── Available records

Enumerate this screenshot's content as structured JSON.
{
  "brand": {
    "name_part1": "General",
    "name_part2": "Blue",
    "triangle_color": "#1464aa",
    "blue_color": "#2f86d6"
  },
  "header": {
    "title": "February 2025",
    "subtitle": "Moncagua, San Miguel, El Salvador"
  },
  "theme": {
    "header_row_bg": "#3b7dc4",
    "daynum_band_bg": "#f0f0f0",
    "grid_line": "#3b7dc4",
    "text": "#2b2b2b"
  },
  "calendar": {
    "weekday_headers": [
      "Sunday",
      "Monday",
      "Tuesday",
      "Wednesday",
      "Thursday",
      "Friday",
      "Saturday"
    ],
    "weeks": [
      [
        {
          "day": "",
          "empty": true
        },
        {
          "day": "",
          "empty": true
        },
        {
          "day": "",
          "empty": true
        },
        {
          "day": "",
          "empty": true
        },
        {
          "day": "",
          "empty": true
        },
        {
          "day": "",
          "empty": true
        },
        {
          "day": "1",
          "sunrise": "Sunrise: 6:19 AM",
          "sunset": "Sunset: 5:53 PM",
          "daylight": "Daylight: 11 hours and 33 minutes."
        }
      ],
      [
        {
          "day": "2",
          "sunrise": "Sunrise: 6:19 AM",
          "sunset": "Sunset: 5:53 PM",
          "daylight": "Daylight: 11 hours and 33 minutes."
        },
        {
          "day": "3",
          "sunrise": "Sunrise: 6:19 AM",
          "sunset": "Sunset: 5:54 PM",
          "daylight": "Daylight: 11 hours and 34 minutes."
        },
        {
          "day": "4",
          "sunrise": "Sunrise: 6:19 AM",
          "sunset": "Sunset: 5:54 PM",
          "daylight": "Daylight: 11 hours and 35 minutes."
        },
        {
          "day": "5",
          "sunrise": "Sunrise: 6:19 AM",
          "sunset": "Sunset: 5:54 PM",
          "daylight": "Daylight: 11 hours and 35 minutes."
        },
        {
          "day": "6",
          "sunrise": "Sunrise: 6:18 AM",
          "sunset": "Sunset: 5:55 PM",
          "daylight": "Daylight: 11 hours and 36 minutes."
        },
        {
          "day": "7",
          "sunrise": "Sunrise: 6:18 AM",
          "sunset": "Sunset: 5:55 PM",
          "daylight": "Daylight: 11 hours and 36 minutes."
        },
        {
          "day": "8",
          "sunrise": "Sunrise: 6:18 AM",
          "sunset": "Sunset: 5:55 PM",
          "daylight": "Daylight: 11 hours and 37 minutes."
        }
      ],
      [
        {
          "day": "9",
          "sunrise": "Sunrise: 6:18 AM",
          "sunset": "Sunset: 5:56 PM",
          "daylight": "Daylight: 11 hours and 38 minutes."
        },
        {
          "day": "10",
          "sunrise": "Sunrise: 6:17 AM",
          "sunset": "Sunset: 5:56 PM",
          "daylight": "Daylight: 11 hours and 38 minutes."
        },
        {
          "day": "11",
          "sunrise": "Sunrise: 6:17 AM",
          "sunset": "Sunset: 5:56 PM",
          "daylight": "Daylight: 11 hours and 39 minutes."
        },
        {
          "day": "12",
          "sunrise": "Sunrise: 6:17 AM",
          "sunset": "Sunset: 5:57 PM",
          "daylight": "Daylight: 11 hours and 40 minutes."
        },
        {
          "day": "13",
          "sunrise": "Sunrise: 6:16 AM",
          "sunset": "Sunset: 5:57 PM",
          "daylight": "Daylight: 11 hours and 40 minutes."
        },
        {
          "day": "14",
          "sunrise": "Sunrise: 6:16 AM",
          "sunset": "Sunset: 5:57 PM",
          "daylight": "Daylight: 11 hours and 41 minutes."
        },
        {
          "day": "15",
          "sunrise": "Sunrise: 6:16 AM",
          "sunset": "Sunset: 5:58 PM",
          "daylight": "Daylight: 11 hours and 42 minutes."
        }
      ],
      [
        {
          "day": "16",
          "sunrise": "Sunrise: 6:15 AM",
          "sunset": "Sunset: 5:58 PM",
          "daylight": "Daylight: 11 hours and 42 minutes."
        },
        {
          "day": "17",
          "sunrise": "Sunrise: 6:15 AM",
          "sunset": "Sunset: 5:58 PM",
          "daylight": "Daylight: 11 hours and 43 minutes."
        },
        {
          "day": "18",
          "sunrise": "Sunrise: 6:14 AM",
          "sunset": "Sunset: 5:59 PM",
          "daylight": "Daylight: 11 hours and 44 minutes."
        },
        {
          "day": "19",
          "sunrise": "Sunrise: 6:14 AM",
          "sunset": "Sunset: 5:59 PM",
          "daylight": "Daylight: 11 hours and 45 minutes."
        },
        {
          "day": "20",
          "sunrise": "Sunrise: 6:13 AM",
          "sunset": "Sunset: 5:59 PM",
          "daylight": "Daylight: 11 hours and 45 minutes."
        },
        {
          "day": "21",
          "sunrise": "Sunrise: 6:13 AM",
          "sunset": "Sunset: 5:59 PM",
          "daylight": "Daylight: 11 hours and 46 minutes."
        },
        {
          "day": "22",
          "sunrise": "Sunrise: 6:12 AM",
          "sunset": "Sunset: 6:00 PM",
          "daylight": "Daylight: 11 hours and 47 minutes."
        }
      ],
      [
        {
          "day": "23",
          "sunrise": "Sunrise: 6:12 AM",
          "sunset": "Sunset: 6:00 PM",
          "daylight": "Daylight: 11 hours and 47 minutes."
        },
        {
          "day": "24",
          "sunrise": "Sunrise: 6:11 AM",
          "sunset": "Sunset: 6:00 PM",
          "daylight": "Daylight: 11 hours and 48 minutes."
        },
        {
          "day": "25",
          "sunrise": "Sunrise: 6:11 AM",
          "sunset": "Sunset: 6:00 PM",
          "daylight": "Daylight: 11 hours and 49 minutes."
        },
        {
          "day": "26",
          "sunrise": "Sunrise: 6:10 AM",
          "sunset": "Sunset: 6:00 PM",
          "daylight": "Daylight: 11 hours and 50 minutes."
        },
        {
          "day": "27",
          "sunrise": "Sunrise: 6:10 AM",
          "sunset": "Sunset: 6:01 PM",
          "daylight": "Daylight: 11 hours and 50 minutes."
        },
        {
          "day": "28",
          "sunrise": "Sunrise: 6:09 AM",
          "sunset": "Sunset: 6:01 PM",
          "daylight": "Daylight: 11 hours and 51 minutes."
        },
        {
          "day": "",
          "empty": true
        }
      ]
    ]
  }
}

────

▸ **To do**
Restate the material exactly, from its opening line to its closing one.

▸ **Exercise response**
Enumerate this screenshot's content as structured JSON.
{
  "brand": {
    "name_part1": "General",
    "name_part2": "Blue",
    "triangle_color": "#1464aa",
    "blue_color": "#2f86d6"
  },
  "header": {
    "title": "February 2025",
    "subtitle": "Moncagua, San Miguel, El Salvador"
  },
  "theme": {
    "header_row_bg": "#3b7dc4",
    "daynum_band_bg": "#f0f0f0",
    "grid_line": "#3b7dc4",
    "text": "#2b2b2b"
  },
  "calendar": {
    "weekday_headers": [
      "Sunday",
      "Monday",
      "Tuesday",
      "Wednesday",
      "Thursday",
      "Friday",
      "Saturday"
    ],
    "weeks": [
      [
        {
          "day": "",
          "empty": true
        },
        {
          "day": "",
          "empty": true
        },
        {
          "day": "",
          "empty": true
        },
        {
          "day": "",
          "empty": true
        },
        {
          "day": "",
          "empty": true
        },
        {
          "day": "",
          "empty": true
        },
        {
          "day": "1",
          "sunrise": "Sunrise: 6:19 AM",
          "sunset": "Sunset: 5:53 PM",
          "daylight": "Daylight: 11 hours and 33 minutes."
        }
      ],
      [
        {
          "day": "2",
          "sunrise": "Sunrise: 6:19 AM",
          "sunset": "Sunset: 5:53 PM",
          "daylight": "Daylight: 11 hours and 33 minutes."
        },
        {
          "day": "3",
          "sunrise": "Sunrise: 6:19 AM",
          "sunset": "Sunset: 5:54 PM",
          "daylight": "Daylight: 11 hours and 34 minutes."
        },
        {
          "day": "4",
          "sunrise": "Sunrise: 6:19 AM",
          "sunset": "Sunset: 5:54 PM",
          "daylight": "Daylight: 11 hours and 35 minutes."
        },
        {
          "day": "5",
          "sunrise": "Sunrise: 6:19 AM",
          "sunset": "Sunset: 5:54 PM",
          "daylight": "Daylight: 11 hours and 35 minutes."
        },
        {
          "day": "6",
          "sunrise": "Sunrise: 6:18 AM",
          "sunset": "Sunset: 5:55 PM",
          "daylight": "Daylight: 11 hours and 36 minutes."
        },
        {
          "day": "7",
          "sunrise": "Sunrise: 6:18 AM",
          "sunset": "Sunset: 5:55 PM",
          "daylight": "Daylight: 11 hours and 36 minutes."
        },
        {
          "day": "8",
          "sunrise": "Sunrise: 6:18 AM",
          "sunset": "Sunset: 5:55 PM",
          "daylight": "Daylight: 11 hours and 37 minutes."
        }
      ],
      [
        {
          "day": "9",
          "sunrise": "Sunrise: 6:18 AM",
          "sunset": "Sunset: 5:56 PM",
          "daylight": "Daylight: 11 hours and 38 minutes."
        },
        {
          "day": "10",
          "sunrise": "Sunrise: 6:17 AM",
          "sunset": "Sunset: 5:56 PM",
          "daylight": "Daylight: 11 hours and 38 minutes."
        },
        {
          "day": "11",
          "sunrise": "Sunrise: 6:17 AM",
          "sunset": "Sunset: 5:56 PM",
          "daylight": "Daylight: 11 hours and 39 minutes."
        },
        {
          "day": "12",
          "sunrise": "Sunrise: 6:17 AM",
          "sunset": "Sunset: 5:57 PM",
          "daylight": "Daylight: 11 hours and 40 minutes."
        },
        {
          "day": "13",
          "sunrise": "Sunrise: 6:16 AM",
          "sunset": "Sunset: 5:57 PM",
          "daylight": "Daylight: 11 hours and 40 minutes."
        },
        {
          "day": "14",
          "sunrise": "Sunrise: 6:16 AM",
          "sunset": "Sunset: 5:57 PM",
          "daylight": "Daylight: 11 hours and 41 minutes."
        },
        {
          "day": "15",
          "sunrise": "Sunrise: 6:16 AM",
          "sunset": "Sunset: 5:58 PM",
          "daylight": "Daylight: 11 hours and 42 minutes."
        }
      ],
      [
        {
          "day": "16",
          "sunrise": "Sunrise: 6:15 AM",
          "sunset": "Sunset: 5:58 PM",
          "daylight": "Daylight: 11 hours and 42 minutes."
        },
        {
          "day": "17",
          "sunrise": "Sunrise: 6:15 AM",
          "sunset": "Sunset: 5:58 PM",
          "daylight": "Daylight: 11 hours and 43 minutes."
        },
        {
          "day": "18",
          "sunrise": "Sunrise: 6:14 AM",
          "sunset": "Sunset: 5:59 PM",
          "daylight": "Daylight: 11 hours and 44 minutes."
        },
        {
          "day": "19",
          "sunrise": "Sunrise: 6:14 AM",
          "sunset": "Sunset: 5:59 PM",
          "daylight": "Daylight: 11 hours and 45 minutes."
        },
        {
          "day": "20",
          "sunrise": "Sunrise: 6:13 AM",
          "sunset": "Sunset: 5:59 PM",
          "daylight": "Daylight: 11 hours and 45 minutes."
        },
        {
          "day": "21",
          "sunrise": "Sunrise: 6:13 AM",
          "sunset": "Sunset: 5:59 PM",
          "daylight": "Daylight: 11 hours and 46 minutes."
        },
        {
          "day": "22",
          "sunrise": "Sunrise: 6:12 AM",
          "sunset": "Sunset: 6:00 PM",
          "daylight": "Daylight: 11 hours and 47 minutes."
        }
      ],
      [
        {
          "day": "23",
          "sunrise": "Sunrise: 6:12 AM",
          "sunset": "Sunset: 6:00 PM",
          "daylight": "Daylight: 11 hours and 47 minutes."
        },
        {
          "day": "24",
          "sunrise": "Sunrise: 6:11 AM",
          "sunset": "Sunset: 6:00 PM",
          "daylight": "Daylight: 11 hours and 48 minutes."
        },
        {
          "day": "25",
          "sunrise": "Sunrise: 6:11 AM",
          "sunset": "Sunset: 6:00 PM",
          "daylight": "Daylight: 11 hours and 49 minutes."
        },
        {
          "day": "26",
          "sunrise": "Sunrise: 6:10 AM",
          "sunset": "Sunset: 6:00 PM",
          "daylight": "Daylight: 11 hours and 50 minutes."
        },
        {
          "day": "27",
          "sunrise": "Sunrise: 6:10 AM",
          "sunset": "Sunset: 6:01 PM",
          "daylight": "Daylight: 11 hours and 50 minutes."
        },
        {
          "day": "28",
          "sunrise": "Sunrise: 6:09 AM",
          "sunset": "Sunset: 6:01 PM",
          "daylight": "Daylight: 11 hours and 51 minutes."
        },
        {
          "day": "",
          "empty": true
        }
      ]
    ]
  }
}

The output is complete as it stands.